When thinking of Argentina, most think of Patagonia, Buenos Aires and Mendoza. The northern region is one that is left for those that are “in the know”. It’s a part of the country that one typically learns about once they have landed and spoken with locals about where they should go to next. Not only does the north have many sites of historical significance, it’s also a land of great natural beauty. With red monoliths, colorful mountainscapes, and otherworldly salt flats; it is a great contrast to the blue coolness of Patagonia and the bustling vibe of Buenos Aires.
Here are our 4 must see destinations:
Quebrada de Humahuaca (Jujuy Province)
Quebrada de Humahuaca is a colorful valley in Jujuy Province. A UNESCO World Heritage site since 2003, this 96-mile long valley has been populated since the time of the hunter-gatherers, more than 10,000 years ago. A ravine in the Andes connecting Argentina to Chile and Bolivia, you’ll see well-preserved ruins of Incan settlements and Spanish churches. Perfect for those travelers who like to take panoramic photographs, the layers of sedimentary rock lining the walls of this deep ravine must be seen to be believed. Words alone cannot do justice to the beauty of this valley.

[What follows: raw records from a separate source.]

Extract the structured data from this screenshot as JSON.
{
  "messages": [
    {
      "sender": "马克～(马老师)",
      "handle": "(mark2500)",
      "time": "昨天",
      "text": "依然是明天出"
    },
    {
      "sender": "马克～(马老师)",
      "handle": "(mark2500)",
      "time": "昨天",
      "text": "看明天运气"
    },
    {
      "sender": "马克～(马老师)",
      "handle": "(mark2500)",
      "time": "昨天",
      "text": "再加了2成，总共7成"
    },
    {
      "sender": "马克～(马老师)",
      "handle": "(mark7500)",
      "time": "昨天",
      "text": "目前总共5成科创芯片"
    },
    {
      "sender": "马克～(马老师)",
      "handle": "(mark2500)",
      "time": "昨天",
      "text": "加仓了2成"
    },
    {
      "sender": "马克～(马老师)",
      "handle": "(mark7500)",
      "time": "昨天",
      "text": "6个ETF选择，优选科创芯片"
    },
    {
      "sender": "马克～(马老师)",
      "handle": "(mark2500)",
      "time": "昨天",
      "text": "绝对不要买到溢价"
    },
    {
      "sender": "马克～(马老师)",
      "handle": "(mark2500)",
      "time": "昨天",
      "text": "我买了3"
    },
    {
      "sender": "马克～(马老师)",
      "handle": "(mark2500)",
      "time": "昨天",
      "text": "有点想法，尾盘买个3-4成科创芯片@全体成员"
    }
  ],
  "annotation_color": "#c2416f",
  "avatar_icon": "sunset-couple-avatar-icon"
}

Serranía de Hornocal is a mountain range near Quebrada de Humahuaca and the town of Humahuaca. The Yacoraite Formation, a geologic formation formed at least 66 million, and as much as 252 million, years ago is within Serranía de Hornocal. Imagine seeing mountain peaks with the surface sliced off vertically, so you can view the interior layers of rock, minerals, and fossils. What’s especially interesting about the Yacoraite Formation is that dinosaur footprints and fossil eggs, as well as dinosaur remains, have been found here. The genus of the dinosaur remains has not been identified, but the footprints are thought to be that of Hadrosauridae. If you're traveling in this area, make sure stop in the towns of Tilcara and Purmamarca, both cities will not let you or your lense down.
Architecture in the City of Salta (Salta Province)
Salta is the capital city of Salta Province, a must-stop if you are interested in photographing Spanish Colonial architecture. Established in 1582 by Hernando de Lerma, a Spanish conquistador, Salta is a cosmopolitan city that has fine examples of buildings from the colonial era. These are considered the best examples of preserved Spanish Colonial architecture in the country.
Take a photo of the exterior of the Convent of St. Bernard, a Carmelite convent that in 1941 was declared a National Historic Monument. The wooden rococo door was hand carved by local Indians in 1762. Another building to photograph is Catedral Basilica de Salta, the city’s cathedral. Designed in the Italian Neoclassical style, it was consecrated in 1884, replacing a church damaged in an earthquake nearly 40 years earlier.
Cafayate (Salta Province)
We told you about Argentine wine in our Mendoza article. Another region of the country in which grapes for wine production are grown is the Calchaqui Valley in Salta Province. Some of the vineyards are located in the pretty village of Cafayate. Several white grape varieties known by the collective name Torrontes are grown here, as is the Malbec, from which high-quality reds are produced. Wandering through the town will provide you with many photo opportunities. The drive to Cafayate alone is worth the trip. Located deep in a valley of red rocks, one must make a stop at the Garganta del Diablo, a crevice in the rocks that challenge even the most seasoned photographers.
A 45-minute drive from Cafayate will take you to the Quilmes Ruins. The Calchaqui people lived in the walled city of Quilmes, which flourished from the 8th century through the mid-17th century. In 1666, the Spanish conquered the tribe, bringing the survivors to Buenos Aires. Due to the dry air in the region, many remnants of the walled city remain, making it a perfect destination for visitors interested in taking photographs of archeological sites during their travels.
Salinas Grandes (Jujuy and Salta Provinces)
You usually think of a desert as being covered in sand, don’t you? Salinas Grandes is a desert, but its surface is salt. Many thousands of years ago, there was a lake with a high salt content covering parts of Jujuy and Salta Provinces. The water evaporated, leaving a vast amount of salt at roughly 11,000 feet above sea level. What is left is a landscape that feels other worldly, where the horizon fades and it is unclear where the earth ends the sky begins. If you're lucky you enough to witness the Salinas Grandes during the rainy season, the whole area becomes a giant mirror, leaving one with plenty of perspective trick photography.
A number of quarries currently operate on this great plateau of salt, cutting the salt into brick-like blocks. One of the largest of these quarries, Big Salt Works, is situated in a depression at 8853 feet above sea level.